Children with asthma have a reactive airway. When the airways become irritated by exercise or by breathing in something that irritates the lungs, they react by getting smaller, swelling, and plugging up with mucous. As the airways get smaller, it becomes harder for air to move in and out, causing shortness of breath, cough, wheezing, and chest tightness. An asthma attack may last minutes to days, can happen anywhere at any time, and can be life threatening.
Things that can trigger an asthma attack are:
· colds and viruses
· exposure to pets, dust, pollen, mold, or odors
1. When your child starts wheezing, keep him or her calm and playing quietly. Excitement and physical activity can make wheezing worse.
2. Do not allow anyone to smoke around your child.

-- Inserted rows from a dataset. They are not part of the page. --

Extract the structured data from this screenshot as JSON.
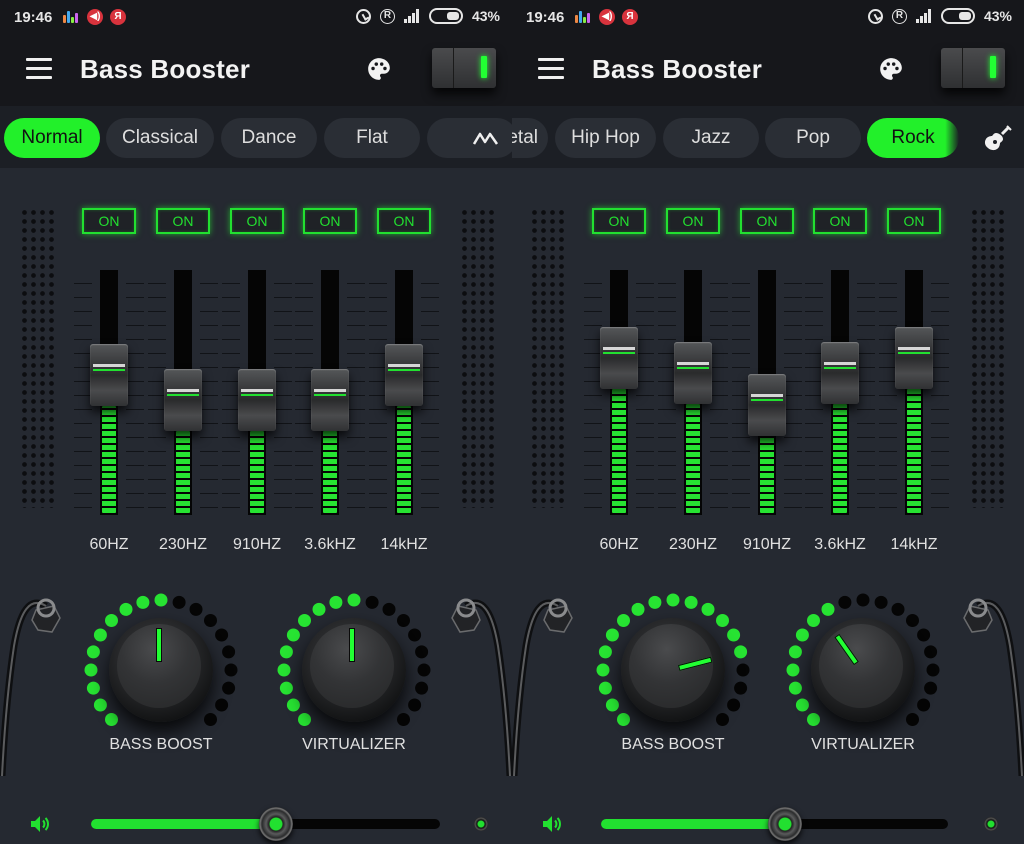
{
  "theme": {
    "accent": "#22f02a",
    "panel_bg": "#252931",
    "bar_bg": "#16171b"
  },
  "screens": [
    {
      "status_bar": {
        "time": "19:46",
        "battery": "43%",
        "icons": [
          "equalizer-notif-icon",
          "sound-notif-icon",
          "yandex-notif-icon",
          "alarm-icon",
          "roaming-icon",
          "signal-icon",
          "battery-icon"
        ],
        "notif_letter": "Я"
      },
      "app_bar": {
        "title": "Bass Booster",
        "menu_icon": "hamburger-menu-icon",
        "palette_icon": "palette-icon",
        "power_switch_on": true
      },
      "presets": {
        "visible": [
          "Normal",
          "Classical",
          "Dance",
          "Flat",
          ""
        ],
        "selected": "Normal",
        "trailing_icon": "custom-wave-icon"
      },
      "equalizer": {
        "bands": [
          {
            "label": "60HZ",
            "on_label": "ON",
            "level": 0.57
          },
          {
            "label": "230HZ",
            "on_label": "ON",
            "level": 0.47
          },
          {
            "label": "910HZ",
            "on_label": "ON",
            "level": 0.47
          },
          {
            "label": "3.6kHZ",
            "on_label": "ON",
            "level": 0.47
          },
          {
            "label": "14kHZ",
            "on_label": "ON",
            "level": 0.57
          }
        ]
      },
      "knobs": [
        {
          "label": "BASS BOOST",
          "value": 0.5
        },
        {
          "label": "VIRTUALIZER",
          "value": 0.5
        }
      ],
      "volume": {
        "value": 0.53,
        "icon": "speaker-icon"
      }
    },
    {
      "status_bar": {
        "time": "19:46",
        "battery": "43%",
        "icons": [
          "equalizer-notif-icon",
          "sound-notif-icon",
          "yandex-notif-icon",
          "alarm-icon",
          "roaming-icon",
          "signal-icon",
          "battery-icon"
        ],
        "notif_letter": "Я"
      },
      "app_bar": {
        "title": "Bass Booster",
        "menu_icon": "hamburger-menu-icon",
        "palette_icon": "palette-icon",
        "power_switch_on": true
      },
      "presets": {
        "visible": [
          "Metal",
          "Hip Hop",
          "Jazz",
          "Pop",
          "Rock"
        ],
        "partial_first_text": "etal",
        "selected": "Rock",
        "trailing_icon": "guitar-icon"
      },
      "equalizer": {
        "bands": [
          {
            "label": "60HZ",
            "on_label": "ON",
            "level": 0.64
          },
          {
            "label": "230HZ",
            "on_label": "ON",
            "level": 0.58
          },
          {
            "label": "910HZ",
            "on_label": "ON",
            "level": 0.45
          },
          {
            "label": "3.6kHZ",
            "on_label": "ON",
            "level": 0.58
          },
          {
            "label": "14kHZ",
            "on_label": "ON",
            "level": 0.64
          }
        ]
      },
      "knobs": [
        {
          "label": "BASS BOOST",
          "value": 0.78
        },
        {
          "label": "VIRTUALIZER",
          "value": 0.37
        }
      ],
      "volume": {
        "value": 0.53,
        "icon": "speaker-icon"
      }
    }
  ]
}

3. There are many kinds of medicines to treat asthma. Bronchodilators relax the muscles in the airways and let more air move in and out. Steroids help decrease swelling and inflammation. Preventive medicines help make the airways swell less. Preventive drugs cannot be used to stop attacks once they start. Your child’s doctor will tell you what medicines to give.
4. Avoid mold, pollen, and other things that make it hard to breathe. Stay indoors when the humidity or pollen count is high, and use air conditioning to cool your home instead of opening the windows.
Call your child’s doctor or return to the Emergency Department if:
1. Your child has increasing shortness of breath (nostrils are flaring, you can see the ribs with each breath, your child is grunting).
2. Your child is breathing fast.
3. Your child looks blue or passes out.
4. Your child looks sick or anxious.
5. You have any other questions or concerns.